**ASSIGNMENT**
Search the records below for the string "JSON" and copy each line where it turns up.

Start of RECORDS PROVIDED

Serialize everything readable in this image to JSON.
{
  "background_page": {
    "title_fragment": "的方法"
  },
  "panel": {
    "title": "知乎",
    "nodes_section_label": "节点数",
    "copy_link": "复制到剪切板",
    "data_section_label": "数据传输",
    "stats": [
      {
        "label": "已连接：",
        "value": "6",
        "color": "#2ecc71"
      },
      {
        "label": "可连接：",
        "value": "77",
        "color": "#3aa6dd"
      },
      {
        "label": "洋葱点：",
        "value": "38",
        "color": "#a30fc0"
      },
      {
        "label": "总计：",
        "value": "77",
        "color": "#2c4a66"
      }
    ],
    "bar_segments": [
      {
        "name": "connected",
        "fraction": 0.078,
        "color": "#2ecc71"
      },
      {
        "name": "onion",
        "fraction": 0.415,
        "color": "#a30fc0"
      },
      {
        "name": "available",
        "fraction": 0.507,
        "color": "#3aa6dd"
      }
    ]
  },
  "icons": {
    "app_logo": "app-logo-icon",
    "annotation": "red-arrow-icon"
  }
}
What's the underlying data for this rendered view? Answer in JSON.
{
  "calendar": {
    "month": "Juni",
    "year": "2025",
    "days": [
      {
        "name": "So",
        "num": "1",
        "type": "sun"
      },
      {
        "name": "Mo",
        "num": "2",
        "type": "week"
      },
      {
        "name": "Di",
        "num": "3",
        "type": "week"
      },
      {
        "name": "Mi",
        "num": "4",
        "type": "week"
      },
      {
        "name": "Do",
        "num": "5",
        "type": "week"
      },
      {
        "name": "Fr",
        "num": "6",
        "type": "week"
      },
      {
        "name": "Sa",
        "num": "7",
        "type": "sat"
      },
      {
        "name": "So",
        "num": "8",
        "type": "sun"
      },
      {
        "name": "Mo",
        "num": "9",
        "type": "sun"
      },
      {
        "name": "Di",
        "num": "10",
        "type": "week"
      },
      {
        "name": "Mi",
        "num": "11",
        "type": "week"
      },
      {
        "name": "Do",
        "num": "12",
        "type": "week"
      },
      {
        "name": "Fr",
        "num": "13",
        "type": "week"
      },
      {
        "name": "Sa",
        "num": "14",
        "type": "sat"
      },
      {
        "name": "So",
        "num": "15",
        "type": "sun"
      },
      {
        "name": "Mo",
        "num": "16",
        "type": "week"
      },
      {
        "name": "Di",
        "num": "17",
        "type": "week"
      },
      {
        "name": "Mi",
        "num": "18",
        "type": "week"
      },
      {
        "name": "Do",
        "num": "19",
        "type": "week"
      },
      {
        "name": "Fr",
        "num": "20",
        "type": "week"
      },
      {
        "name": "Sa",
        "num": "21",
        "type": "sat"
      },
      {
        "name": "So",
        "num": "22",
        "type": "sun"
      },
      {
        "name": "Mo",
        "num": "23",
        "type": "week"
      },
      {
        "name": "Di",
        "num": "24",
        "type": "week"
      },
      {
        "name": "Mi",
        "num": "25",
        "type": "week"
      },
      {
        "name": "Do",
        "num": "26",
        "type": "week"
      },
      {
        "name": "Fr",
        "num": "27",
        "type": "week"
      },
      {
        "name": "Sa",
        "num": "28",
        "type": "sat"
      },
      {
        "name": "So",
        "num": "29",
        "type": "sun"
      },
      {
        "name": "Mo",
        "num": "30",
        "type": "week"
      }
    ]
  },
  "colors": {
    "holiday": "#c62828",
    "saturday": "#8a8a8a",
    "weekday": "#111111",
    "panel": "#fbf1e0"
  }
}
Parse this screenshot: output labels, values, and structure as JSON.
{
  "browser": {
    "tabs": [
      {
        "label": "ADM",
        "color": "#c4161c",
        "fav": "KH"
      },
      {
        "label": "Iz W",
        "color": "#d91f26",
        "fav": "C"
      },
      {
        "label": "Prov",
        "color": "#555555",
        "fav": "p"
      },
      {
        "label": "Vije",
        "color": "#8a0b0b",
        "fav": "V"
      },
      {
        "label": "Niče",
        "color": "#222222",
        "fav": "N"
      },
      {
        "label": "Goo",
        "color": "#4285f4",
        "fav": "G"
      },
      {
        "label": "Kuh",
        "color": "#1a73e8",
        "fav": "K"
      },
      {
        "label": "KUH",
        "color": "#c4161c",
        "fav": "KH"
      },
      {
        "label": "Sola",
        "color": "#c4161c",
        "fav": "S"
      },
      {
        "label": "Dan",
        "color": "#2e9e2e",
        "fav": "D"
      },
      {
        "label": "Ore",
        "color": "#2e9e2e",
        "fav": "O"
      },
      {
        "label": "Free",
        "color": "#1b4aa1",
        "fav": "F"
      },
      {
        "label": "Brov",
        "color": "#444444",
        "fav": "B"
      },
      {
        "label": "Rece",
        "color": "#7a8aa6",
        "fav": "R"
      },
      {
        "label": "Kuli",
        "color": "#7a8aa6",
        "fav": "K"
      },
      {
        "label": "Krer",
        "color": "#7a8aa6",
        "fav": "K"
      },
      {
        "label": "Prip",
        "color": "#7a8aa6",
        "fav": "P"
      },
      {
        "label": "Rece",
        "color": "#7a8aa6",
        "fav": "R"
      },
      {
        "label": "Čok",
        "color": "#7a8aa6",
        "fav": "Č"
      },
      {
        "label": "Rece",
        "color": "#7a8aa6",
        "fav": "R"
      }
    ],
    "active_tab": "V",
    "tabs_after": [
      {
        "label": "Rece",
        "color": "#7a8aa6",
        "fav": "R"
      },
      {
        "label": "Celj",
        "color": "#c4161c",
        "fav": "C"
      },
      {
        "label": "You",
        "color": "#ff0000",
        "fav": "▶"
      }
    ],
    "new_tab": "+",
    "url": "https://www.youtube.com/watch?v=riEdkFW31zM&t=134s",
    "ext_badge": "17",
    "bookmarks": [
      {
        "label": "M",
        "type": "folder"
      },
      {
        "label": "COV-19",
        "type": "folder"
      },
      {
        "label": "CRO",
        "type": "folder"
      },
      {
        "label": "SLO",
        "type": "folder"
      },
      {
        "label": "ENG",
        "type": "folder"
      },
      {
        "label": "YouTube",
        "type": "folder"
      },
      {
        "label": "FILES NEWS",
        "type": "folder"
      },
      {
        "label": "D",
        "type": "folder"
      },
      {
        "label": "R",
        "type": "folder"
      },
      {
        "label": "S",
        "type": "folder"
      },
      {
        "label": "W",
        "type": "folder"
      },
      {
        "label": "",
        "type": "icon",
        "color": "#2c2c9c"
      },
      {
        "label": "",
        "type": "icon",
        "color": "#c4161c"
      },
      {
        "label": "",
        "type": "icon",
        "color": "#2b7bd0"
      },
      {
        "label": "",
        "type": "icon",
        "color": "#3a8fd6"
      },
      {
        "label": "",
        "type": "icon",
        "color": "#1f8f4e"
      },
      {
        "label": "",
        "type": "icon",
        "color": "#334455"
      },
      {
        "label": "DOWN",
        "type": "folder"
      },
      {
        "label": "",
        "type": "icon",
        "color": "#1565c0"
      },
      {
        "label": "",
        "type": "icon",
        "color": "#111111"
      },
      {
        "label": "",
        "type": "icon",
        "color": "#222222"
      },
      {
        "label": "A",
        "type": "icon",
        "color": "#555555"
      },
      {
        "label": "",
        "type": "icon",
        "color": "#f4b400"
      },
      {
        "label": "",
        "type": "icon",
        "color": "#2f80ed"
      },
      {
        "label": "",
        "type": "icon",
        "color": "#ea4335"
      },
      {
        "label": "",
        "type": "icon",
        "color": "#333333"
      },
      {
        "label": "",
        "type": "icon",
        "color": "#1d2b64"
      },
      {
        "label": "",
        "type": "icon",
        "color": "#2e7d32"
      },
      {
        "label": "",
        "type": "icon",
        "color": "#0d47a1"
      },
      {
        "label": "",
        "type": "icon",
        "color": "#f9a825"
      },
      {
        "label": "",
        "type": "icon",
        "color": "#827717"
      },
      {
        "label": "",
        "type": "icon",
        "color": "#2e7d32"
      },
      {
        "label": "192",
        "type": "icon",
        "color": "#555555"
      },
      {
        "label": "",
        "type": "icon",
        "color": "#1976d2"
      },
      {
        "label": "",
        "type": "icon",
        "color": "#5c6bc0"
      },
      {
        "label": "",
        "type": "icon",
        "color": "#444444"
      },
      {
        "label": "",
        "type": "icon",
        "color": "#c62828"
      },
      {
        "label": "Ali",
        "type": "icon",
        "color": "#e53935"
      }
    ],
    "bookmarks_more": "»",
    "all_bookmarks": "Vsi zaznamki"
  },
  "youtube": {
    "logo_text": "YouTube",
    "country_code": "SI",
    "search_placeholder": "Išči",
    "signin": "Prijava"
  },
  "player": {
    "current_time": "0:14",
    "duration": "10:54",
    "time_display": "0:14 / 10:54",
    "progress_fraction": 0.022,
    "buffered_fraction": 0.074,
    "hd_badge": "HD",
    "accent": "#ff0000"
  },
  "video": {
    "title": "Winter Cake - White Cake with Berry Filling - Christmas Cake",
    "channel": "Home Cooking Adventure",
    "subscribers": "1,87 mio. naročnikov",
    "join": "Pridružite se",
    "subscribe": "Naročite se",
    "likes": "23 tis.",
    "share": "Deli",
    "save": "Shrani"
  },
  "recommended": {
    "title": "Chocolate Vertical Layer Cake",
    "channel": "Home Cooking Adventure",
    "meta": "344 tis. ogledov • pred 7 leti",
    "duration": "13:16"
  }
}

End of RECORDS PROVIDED

**OUTPUT OF THE EXERCISE**
Serialize everything readable in this image to JSON.
What's the underlying data for this rendered view? Answer in JSON.
Parse this screenshot: output labels, values, and structure as JSON.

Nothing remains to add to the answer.